Boss's complaint: No one wants to leave Philadelphia

What's good about Philadelphia? People tend to stick around -- generation to generation, even in the same neighborhood. What's bad about Philadelphia? People tend to stick around. They don't want to leave. That tendency has posed a problem that Cardone Industries' CEO has never encountered anywhere else he worked on the globe.

"One of the challenges we have is we have operations all throughout North America is to get our people to be willing to leave Philadelphia, even for an assignment," Keith Cramton, the relatively new chief executive at Cardone Industries, told me during our Leadership Agenda interview. "They  have roots here that go back, in some cases, for a couple hundred years, which is new for me."

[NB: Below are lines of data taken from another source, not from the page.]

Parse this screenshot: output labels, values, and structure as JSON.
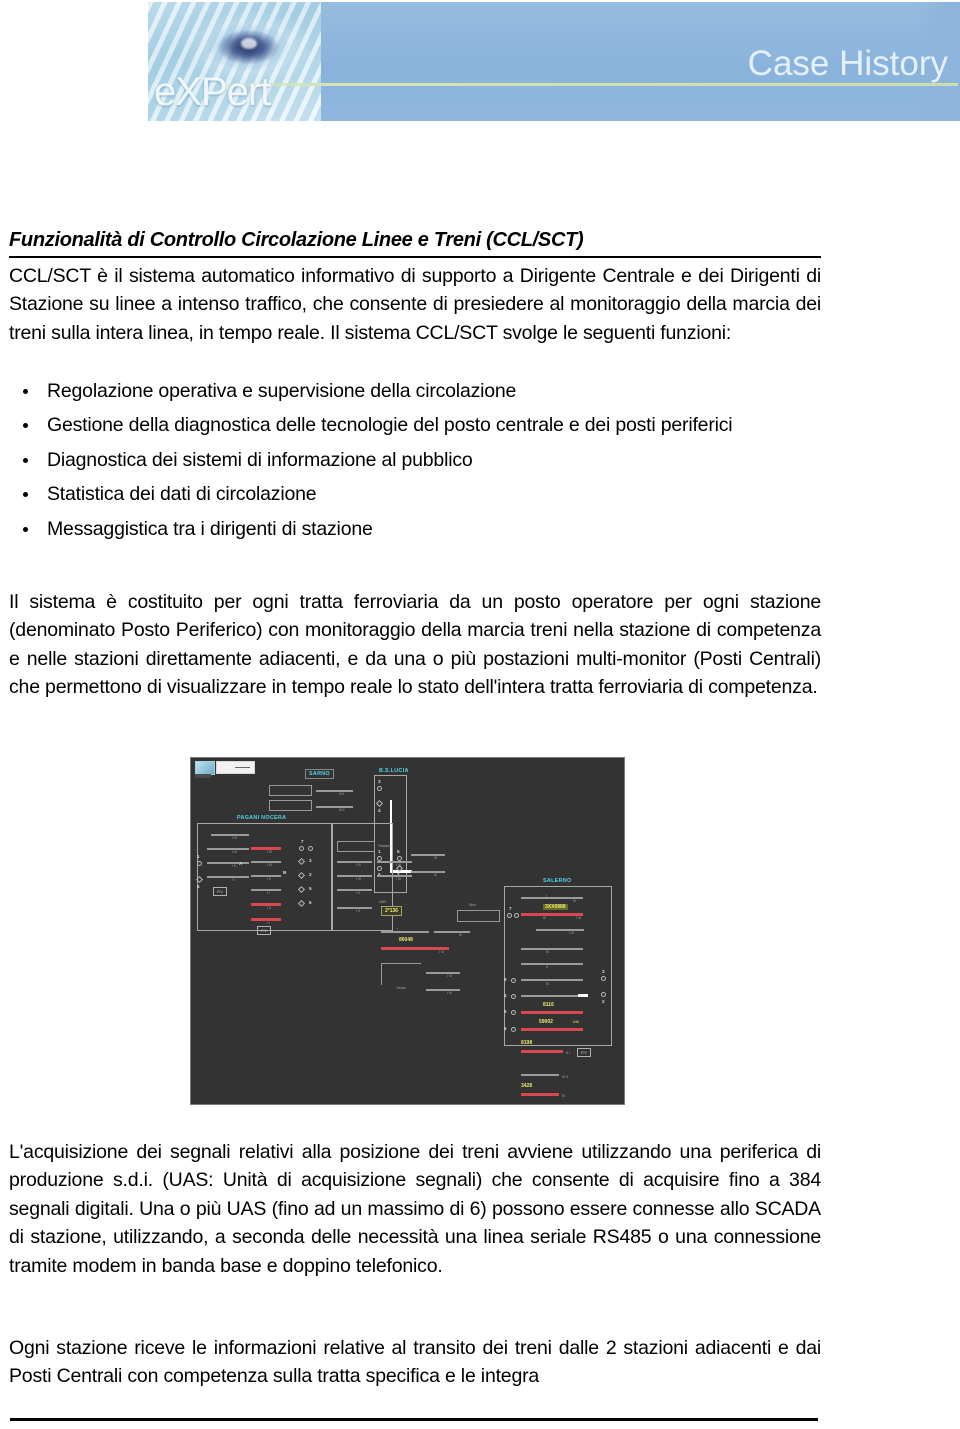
{
  "header": {
    "brand": "eXPert",
    "title": "Case History",
    "photo_alt": "eye-keyboard-photo"
  },
  "document": {
    "section_title": "Funzionalità di Controllo Circolazione Linee e Treni (CCL/SCT)",
    "para_intro": "CCL/SCT è il sistema automatico informativo di supporto a Dirigente Centrale e dei Dirigenti di Stazione su linee a intenso traffico, che consente di presiedere al monitoraggio della marcia dei treni sulla  intera linea, in tempo reale. Il sistema CCL/SCT svolge le seguenti funzioni:",
    "bullets": [
      "Regolazione operativa e supervisione della circolazione",
      "Gestione della diagnostica delle tecnologie del posto centrale e dei posti periferici",
      "Diagnostica dei sistemi di informazione al pubblico",
      "Statistica dei dati di circolazione",
      "Messaggistica tra i dirigenti di stazione"
    ],
    "para_system": "Il sistema è costituito per ogni tratta ferroviaria da un posto operatore per ogni stazione (denominato Posto Periferico) con monitoraggio della marcia treni nella stazione di competenza e nelle stazioni direttamente adiacenti, e da una o più postazioni multi-monitor (Posti Centrali) che permettono di visualizzare in tempo reale lo stato dell'intera tratta ferroviaria di competenza.",
    "para_acquisition": "L'acquisizione dei segnali relativi alla posizione dei treni avviene utilizzando una periferica di produzione s.d.i. (UAS: Unità di acquisizione segnali) che consente di acquisire fino a 384 segnali digitali. Una o più UAS (fino ad un massimo di 6) possono essere connesse allo SCADA di stazione, utilizzando, a seconda delle necessità una linea seriale RS485 o una connessione tramite modem in banda base e doppino telefonico.",
    "para_stations": "Ogni stazione riceve le informazioni relative al transito dei treni dalle 2 stazioni adiacenti e dai Posti Centrali con competenza sulla tratta specifica e le integra"
  },
  "scada": {
    "caption": "railway-control-screen",
    "stations": [
      {
        "name": "SARNO"
      },
      {
        "name": "B.S.LUCIA"
      },
      {
        "name": "PAGANI NOCERA"
      },
      {
        "name": "SALERNO"
      }
    ],
    "train_numbers": [
      "2*136",
      "3XX0988",
      "8116",
      "59002",
      "8198",
      "3428",
      "86048"
    ],
    "track_markers": [
      "1",
      "4",
      "7",
      "3",
      "2",
      "5",
      "6",
      "A",
      "B",
      "P.V"
    ],
    "colors": {
      "background": "#333333",
      "track_free": "#9a9a9a",
      "track_occupied": "#d9484e",
      "station_label": "#4fd5e8",
      "train_label": "#e9e96a"
    }
  },
  "theme": {
    "banner_blue": "#8ab3dc",
    "banner_rule_green": "#c9deab",
    "banner_title_color": "#e4f0fb",
    "text_color": "#000000"
  }
}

Cramton spent most of his career working for Ford Motor Co., but for them, and other firms, he worked all over the nation, and the world, living for a time in Japan, among other places. In Philadelphia, he heads the city's largest manufacturing facility. The company re-manufactures auto parts. It has a plant here and another in Mexico, plus various distribution facilities around Canada and the U.S, particularly in Texas.

"Every organization that I’ve ever worked in before – you worked in a global organization, you moved," he said. "That was just the expectation That’s a challenge for us, of having our people be willing to do what the enterprise needs."

Tomorrow: Cramton on doing business in Philadelphia -- a story about rainwater.